Add this question to the other questions about the legal establishment’s constant (camouflaged) frustration of Neill-Fraser’s appeal process. This new appeal has now stretched to three years (since Jan. 2016). But at least Justice Brett was anxious to get on with it: “The reality of this is the case has been ongoing for a considerable amount of time and the court’s eager to have this matter resolved.”
investigative journalism holds authorities to account
But taking the DPP’s accusation about McLaren being an unlicenced investigator at face value …. at the December 11, 2018 directions hearing, Remy van de Weil QC, appearing on behalf of McLaren, advised Justice Brett of McLaren’s serious heart condition and that while McLaren was keen to assist, the undue stress of travelling to and appearing in the Hobart court might be too stressful. McLaren could provide his evidence by video link. Van de Weil QC went on to advise the judge that the Prosecutor and junior, Jack Shapiro, were wrongly referring to McLaren as an unlicenced private investigator, explaining to the court that he worked as an author (6 books, now on 7th) and documentary filmmaker (20 projects) and was hired by film producer Eve Ash, in the role of writer/author and consultant to her production.
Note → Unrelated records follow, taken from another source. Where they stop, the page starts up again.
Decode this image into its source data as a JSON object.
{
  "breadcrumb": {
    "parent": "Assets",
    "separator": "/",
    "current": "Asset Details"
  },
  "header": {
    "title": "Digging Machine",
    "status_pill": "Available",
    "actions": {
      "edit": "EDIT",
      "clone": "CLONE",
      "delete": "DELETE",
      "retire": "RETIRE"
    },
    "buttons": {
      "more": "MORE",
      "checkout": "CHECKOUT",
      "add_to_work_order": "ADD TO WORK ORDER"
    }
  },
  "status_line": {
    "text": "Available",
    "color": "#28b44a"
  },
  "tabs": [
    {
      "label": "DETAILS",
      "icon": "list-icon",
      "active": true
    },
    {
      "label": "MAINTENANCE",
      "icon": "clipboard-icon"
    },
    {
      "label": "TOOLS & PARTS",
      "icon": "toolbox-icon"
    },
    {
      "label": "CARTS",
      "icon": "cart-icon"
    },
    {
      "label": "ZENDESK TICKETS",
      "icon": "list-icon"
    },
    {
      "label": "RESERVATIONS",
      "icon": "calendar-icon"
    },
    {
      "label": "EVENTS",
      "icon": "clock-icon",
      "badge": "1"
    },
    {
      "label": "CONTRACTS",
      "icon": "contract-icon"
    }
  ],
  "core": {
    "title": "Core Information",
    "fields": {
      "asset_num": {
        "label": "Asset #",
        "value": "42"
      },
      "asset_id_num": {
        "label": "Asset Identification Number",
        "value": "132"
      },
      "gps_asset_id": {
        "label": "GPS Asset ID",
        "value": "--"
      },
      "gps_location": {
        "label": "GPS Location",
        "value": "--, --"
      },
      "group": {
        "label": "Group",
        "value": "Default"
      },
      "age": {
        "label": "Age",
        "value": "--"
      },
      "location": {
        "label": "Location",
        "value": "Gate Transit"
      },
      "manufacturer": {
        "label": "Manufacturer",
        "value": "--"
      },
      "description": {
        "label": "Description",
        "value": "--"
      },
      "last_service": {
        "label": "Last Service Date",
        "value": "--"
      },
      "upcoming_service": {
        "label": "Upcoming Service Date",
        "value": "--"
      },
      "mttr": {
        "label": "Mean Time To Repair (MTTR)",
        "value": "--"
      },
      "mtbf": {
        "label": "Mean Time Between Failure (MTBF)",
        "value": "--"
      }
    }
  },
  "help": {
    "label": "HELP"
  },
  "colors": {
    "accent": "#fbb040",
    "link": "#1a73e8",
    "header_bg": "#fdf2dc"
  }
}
“I hired Colin McLaren to work on my series, Undercurrent,” says Ash, “because he has a rare and brilliant, open, detective mind, something very sadly lacking in Tasmania. If strong investigative journalism holds authorities to account it should be applauded not twisted into an illegal activity. We were not employed by Neill-Fraser’s legal team.”
McLaren’s solicitor Tony Hargreaves complained to the Tasmanian DPP of the persistent characterisation of his client as an “unlicenced private investigator” and stated McLaren had never in his life worked as an unlicenced private investigator. At the Directions hearing Van de Weil QC made the judge aware of this unwelcome undercurrent, and read out the response by the DPP who stated McLaren was required to hold a licence pursuant to the provisions of the Security and Investigations Act 2002, and that McLaren had never been licenced.
Correct: McLaren is not a licenced private investigator because he is a writer. “Investigative journalists hold authorities to account,” McLaren likes to point out.
Since leaving the police he has, like Joseph Wambaugh the famed author, ex detective in USA, applied his skill to his writing. McLaren’s first book, Infiltration, is the true story of his efforts as a suit and tie detective and the undercover agent who infiltrated the Mafia. McLaren followed this up with On the Run, a novel that details the exploits of Cole Goodwin, McLaren’s real-life Mafia alias, which has been adapted to a screenplay.
McLaren’s third book, Sunflower, is a historical work graphically depicting the real life experiences of his own grandfather, one of Australia’s longest-serving foot soldiers from the First World War. McLaren co-wrote the fourth Underbelly book with Andrew Rule and John Silvester. And then in 2013, he published JFK: The Smoking Gun, unravelling all the evidence. ALL the evidence.
Neill-Fraser was convicted in 2010 of murdering her partner Bob Chappell and has been incarcerated since her arrest on August 20, 2009. Her conviction remains hotly disputed.
* NOTE: our review of McLaren’s new book, Southern Justice, will be published on January 29, 2019.